- Filing for FDA approval for Shingrix is on track for 2016
- Glaxo studying vaccine in HIV, cancer, transplant patients
GlaxoSmithKline Plc’s experimental shingles vaccine remained effective for at least four years in a study, unlike Merck & Co.’s competing Zostavax, which loses efficacy over time.
People who received the two-dose Shingrix vaccine had an 88 percent lower risk of developing shingles in the fourth year after vaccination, compared with a 91 percent reduction over the entire period of the late-stage trial, according to results published Wednesday in the New England Journal of Medicine.
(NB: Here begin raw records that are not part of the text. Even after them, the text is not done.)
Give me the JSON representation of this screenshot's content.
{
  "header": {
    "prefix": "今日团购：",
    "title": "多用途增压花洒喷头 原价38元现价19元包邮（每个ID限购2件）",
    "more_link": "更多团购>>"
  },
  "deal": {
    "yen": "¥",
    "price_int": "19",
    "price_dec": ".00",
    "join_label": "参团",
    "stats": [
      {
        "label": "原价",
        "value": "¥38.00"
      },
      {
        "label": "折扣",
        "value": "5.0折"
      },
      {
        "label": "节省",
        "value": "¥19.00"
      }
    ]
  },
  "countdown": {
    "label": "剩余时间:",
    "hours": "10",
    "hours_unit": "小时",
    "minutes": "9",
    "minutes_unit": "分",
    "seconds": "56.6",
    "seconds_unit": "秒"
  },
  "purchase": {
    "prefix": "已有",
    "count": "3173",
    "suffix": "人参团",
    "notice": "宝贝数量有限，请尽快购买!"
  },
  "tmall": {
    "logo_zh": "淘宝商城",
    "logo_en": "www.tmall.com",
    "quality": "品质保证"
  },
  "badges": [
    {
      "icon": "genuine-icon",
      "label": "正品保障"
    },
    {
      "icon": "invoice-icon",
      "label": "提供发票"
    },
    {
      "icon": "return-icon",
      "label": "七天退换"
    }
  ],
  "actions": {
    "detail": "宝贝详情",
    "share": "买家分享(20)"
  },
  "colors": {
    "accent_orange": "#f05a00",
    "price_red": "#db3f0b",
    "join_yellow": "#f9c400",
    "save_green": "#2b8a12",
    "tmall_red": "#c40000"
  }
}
Shingles is caused by the varicella zoster virus -- the same member of the herpes family that causes chickenpox. After an attack of chickenpox, the virus lies dormant in the body and can reappear, usually in the elderly or in people with compromised immune systems, in the form of painful shingles. The only currently approved vaccine to prevent shingles is Merck’s Zostavax, which had sales of $749 million last year.
In 2011, the U.S. Food and Drug Administration approved Zostavax for use in people aged 50 to 59 based on a large study that found the vaccine reduced the risk of shingles by about 70 percent. The agency had earlier approved its use for people 60 and older. In the older group, the vaccine’s efficacy wanes within five years of vaccination, according to the U.S. Centers for Disease Control and Prevention.
Glaxo is on track to apply for FDA approval for its shingles vaccine this year. The London-based drugmaker is also studying Shingrix, which is made of a protein from the surface of the virus, in people with compromised immune systems including those infected with HIV, and cancer and organ transplant patients. Initial results from those studies will be presented next year, said Thomas Breuer, chief medical officer at Glaxo’s vaccines division.
Shingrix could generate 638 million pounds ($842 million) in sales by 2020, according to the average of eight analyst estimates compiled by Bloomberg.